Start of Supplied material

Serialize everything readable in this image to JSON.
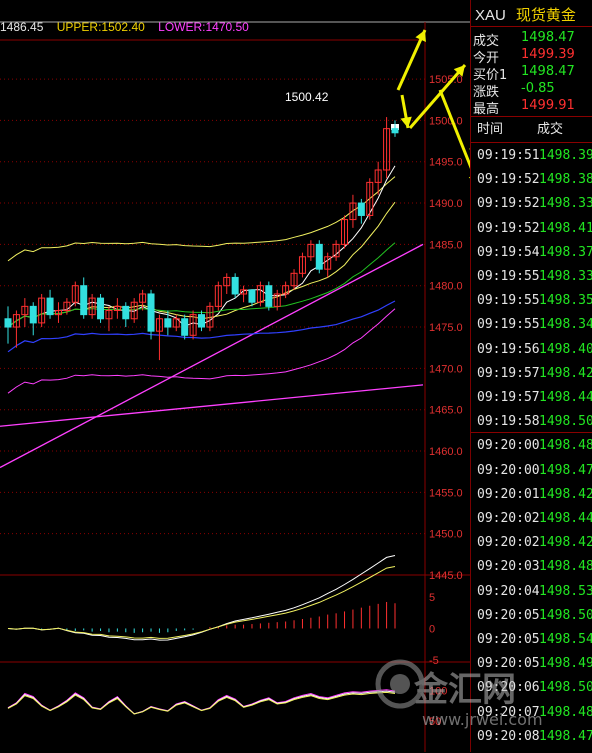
{
  "symbol": {
    "code": "XAU",
    "name": "现货黄金"
  },
  "indicators_bar": {
    "mid": "1486.45",
    "upper": "UPPER:1502.40",
    "lower": "LOWER:1470.50"
  },
  "quote": [
    {
      "label": "成交",
      "value": "1498.47",
      "color": "#22e622"
    },
    {
      "label": "今开",
      "value": "1499.39",
      "color": "#ff3030"
    },
    {
      "label": "买价1",
      "value": "1498.47",
      "color": "#22e622"
    },
    {
      "label": "涨跌",
      "value": "-0.85",
      "color": "#22e622"
    },
    {
      "label": "最高",
      "value": "1499.91",
      "color": "#ff3030"
    }
  ],
  "ticks_header": {
    "time": "时间",
    "price": "成交"
  },
  "ticks": [
    {
      "time": "09:19:51",
      "price": "1498.39"
    },
    {
      "time": "09:19:52",
      "price": "1498.38"
    },
    {
      "time": "09:19:52",
      "price": "1498.33"
    },
    {
      "time": "09:19:52",
      "price": "1498.41"
    },
    {
      "time": "09:19:54",
      "price": "1498.37"
    },
    {
      "time": "09:19:55",
      "price": "1498.33"
    },
    {
      "time": "09:19:55",
      "price": "1498.35"
    },
    {
      "time": "09:19:55",
      "price": "1498.34"
    },
    {
      "time": "09:19:56",
      "price": "1498.40"
    },
    {
      "time": "09:19:57",
      "price": "1498.42"
    },
    {
      "time": "09:19:57",
      "price": "1498.44"
    },
    {
      "time": "09:19:58",
      "price": "1498.50"
    },
    {
      "time": "09:20:00",
      "price": "1498.48"
    },
    {
      "time": "09:20:00",
      "price": "1498.47"
    },
    {
      "time": "09:20:01",
      "price": "1498.42"
    },
    {
      "time": "09:20:02",
      "price": "1498.44"
    },
    {
      "time": "09:20:02",
      "price": "1498.42"
    },
    {
      "time": "09:20:03",
      "price": "1498.48"
    },
    {
      "time": "09:20:04",
      "price": "1498.53"
    },
    {
      "time": "09:20:05",
      "price": "1498.50"
    },
    {
      "time": "09:20:05",
      "price": "1498.54"
    },
    {
      "time": "09:20:05",
      "price": "1498.49"
    },
    {
      "time": "09:20:06",
      "price": "1498.50"
    },
    {
      "time": "09:20:07",
      "price": "1498.48"
    },
    {
      "time": "09:20:08",
      "price": "1498.47"
    }
  ],
  "watermark": {
    "brand": "金汇网",
    "url": "www.jrwei.com"
  },
  "colors": {
    "up": "#ff3030",
    "down": "#33e0e0",
    "grid": "#8a0000",
    "ma5": "#ffffff",
    "ma10": "#f0f060",
    "ma20": "#ff40ff",
    "ma60": "#22c322",
    "ma_long": "#3040ff",
    "arrow": "#f0f000"
  },
  "chart_data": {
    "type": "candlestick",
    "title": "",
    "price_axis": {
      "ylim": [
        1445.0,
        1509.0
      ],
      "ticks": [
        "1505.0",
        "1500.0",
        "1495.0",
        "1490.0",
        "1485.0",
        "1480.0",
        "1475.0",
        "1470.0",
        "1465.0",
        "1460.0",
        "1455.0",
        "1450.0",
        "1445.0"
      ]
    },
    "macd_axis": {
      "ylim": [
        -5,
        8
      ],
      "ticks": [
        "5",
        "0",
        "-5"
      ]
    },
    "kdj_axis": {
      "ylim": [
        0,
        130
      ],
      "ticks": [
        "100",
        "50"
      ]
    },
    "annotation": "1500.42",
    "candles": [
      [
        1476.0,
        1477.5,
        1473.0,
        1475.0
      ],
      [
        1475.0,
        1477.0,
        1472.5,
        1476.5
      ],
      [
        1476.5,
        1478.5,
        1475.0,
        1477.5
      ],
      [
        1477.5,
        1478.0,
        1474.0,
        1475.5
      ],
      [
        1475.5,
        1479.0,
        1475.0,
        1478.5
      ],
      [
        1478.5,
        1479.5,
        1476.0,
        1476.5
      ],
      [
        1476.5,
        1478.0,
        1475.5,
        1477.0
      ],
      [
        1477.0,
        1478.5,
        1476.5,
        1478.0
      ],
      [
        1478.0,
        1480.5,
        1477.5,
        1480.0
      ],
      [
        1480.0,
        1481.0,
        1476.0,
        1476.5
      ],
      [
        1476.5,
        1479.0,
        1476.0,
        1478.5
      ],
      [
        1478.5,
        1479.0,
        1475.5,
        1476.0
      ],
      [
        1476.0,
        1477.5,
        1474.5,
        1477.0
      ],
      [
        1477.0,
        1478.5,
        1476.0,
        1477.5
      ],
      [
        1477.5,
        1478.0,
        1475.0,
        1476.0
      ],
      [
        1476.0,
        1478.5,
        1475.5,
        1478.0
      ],
      [
        1478.0,
        1479.5,
        1477.0,
        1479.0
      ],
      [
        1479.0,
        1479.5,
        1473.5,
        1474.5
      ],
      [
        1474.5,
        1476.5,
        1471.0,
        1476.0
      ],
      [
        1476.0,
        1477.0,
        1474.0,
        1475.0
      ],
      [
        1475.0,
        1476.5,
        1474.5,
        1476.0
      ],
      [
        1476.0,
        1476.5,
        1473.5,
        1474.0
      ],
      [
        1474.0,
        1477.0,
        1473.5,
        1476.5
      ],
      [
        1476.5,
        1477.0,
        1474.5,
        1475.0
      ],
      [
        1475.0,
        1478.0,
        1474.5,
        1477.5
      ],
      [
        1477.5,
        1480.5,
        1477.0,
        1480.0
      ],
      [
        1480.0,
        1481.5,
        1479.0,
        1481.0
      ],
      [
        1481.0,
        1481.5,
        1478.5,
        1479.0
      ],
      [
        1479.0,
        1480.0,
        1478.0,
        1479.5
      ],
      [
        1479.5,
        1479.5,
        1477.5,
        1478.0
      ],
      [
        1478.0,
        1480.5,
        1477.5,
        1480.0
      ],
      [
        1480.0,
        1480.5,
        1477.0,
        1477.5
      ],
      [
        1477.5,
        1479.5,
        1477.0,
        1479.0
      ],
      [
        1479.0,
        1480.5,
        1478.5,
        1480.0
      ],
      [
        1480.0,
        1482.0,
        1479.5,
        1481.5
      ],
      [
        1481.5,
        1484.0,
        1481.0,
        1483.5
      ],
      [
        1483.5,
        1485.5,
        1483.0,
        1485.0
      ],
      [
        1485.0,
        1485.5,
        1481.5,
        1482.0
      ],
      [
        1482.0,
        1484.0,
        1481.0,
        1483.5
      ],
      [
        1483.5,
        1485.5,
        1483.0,
        1485.0
      ],
      [
        1485.0,
        1488.5,
        1484.5,
        1488.0
      ],
      [
        1488.0,
        1491.0,
        1487.0,
        1490.0
      ],
      [
        1490.0,
        1490.5,
        1487.5,
        1488.5
      ],
      [
        1488.5,
        1493.0,
        1488.0,
        1492.5
      ],
      [
        1492.5,
        1495.0,
        1491.0,
        1494.0
      ],
      [
        1494.0,
        1500.4,
        1493.0,
        1499.0
      ],
      [
        1499.0,
        1500.0,
        1498.0,
        1498.5
      ]
    ],
    "macd_bars": [
      0.0,
      -0.1,
      0.1,
      0.0,
      -0.2,
      0.0,
      0.1,
      -0.3,
      -0.4,
      -0.3,
      -0.5,
      -0.4,
      -0.6,
      -0.5,
      -0.6,
      -0.7,
      -0.6,
      -0.5,
      -0.7,
      -0.6,
      -0.4,
      -0.3,
      -0.2,
      0.0,
      0.2,
      0.3,
      0.5,
      0.6,
      0.6,
      0.7,
      0.8,
      0.9,
      1.0,
      1.1,
      1.3,
      1.5,
      1.7,
      1.9,
      2.2,
      2.4,
      2.7,
      3.0,
      3.3,
      3.6,
      3.9,
      4.2,
      4.0
    ],
    "kdj_k": [
      72,
      80,
      95,
      90,
      76,
      68,
      75,
      84,
      96,
      88,
      73,
      70,
      82,
      90,
      75,
      62,
      66,
      74,
      70,
      67,
      78,
      82,
      75,
      68,
      72,
      85,
      92,
      86,
      74,
      78,
      84,
      88,
      80,
      82,
      88,
      92,
      95,
      90,
      88,
      92,
      96,
      98,
      97,
      99,
      100,
      101,
      99
    ]
  }
}
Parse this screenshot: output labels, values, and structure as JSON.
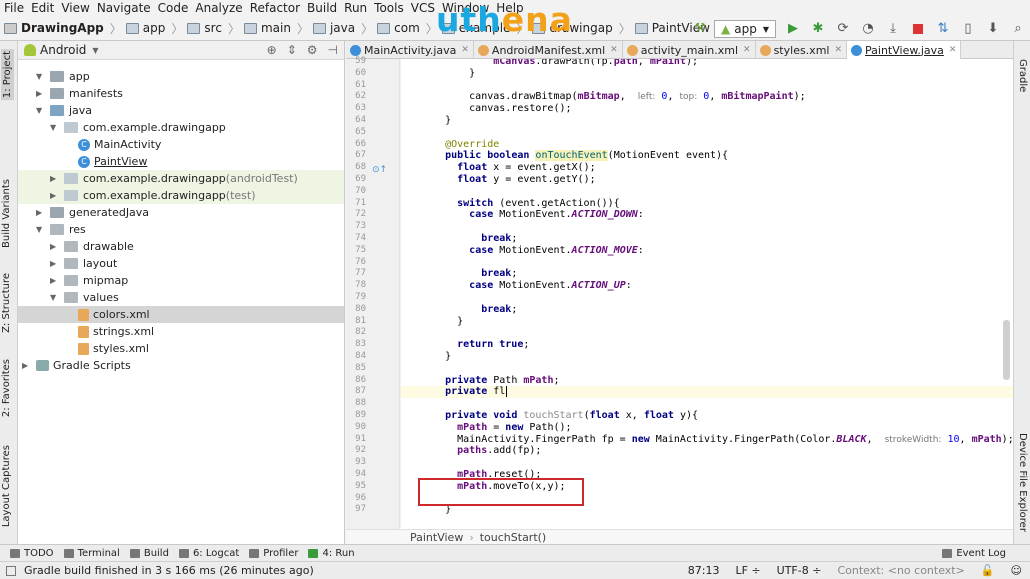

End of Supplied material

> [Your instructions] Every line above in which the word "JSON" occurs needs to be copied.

> [Expected answer]
Serialize everything readable in this image to JSON.
Parse this screenshot: output labels, values, and structure as JSON.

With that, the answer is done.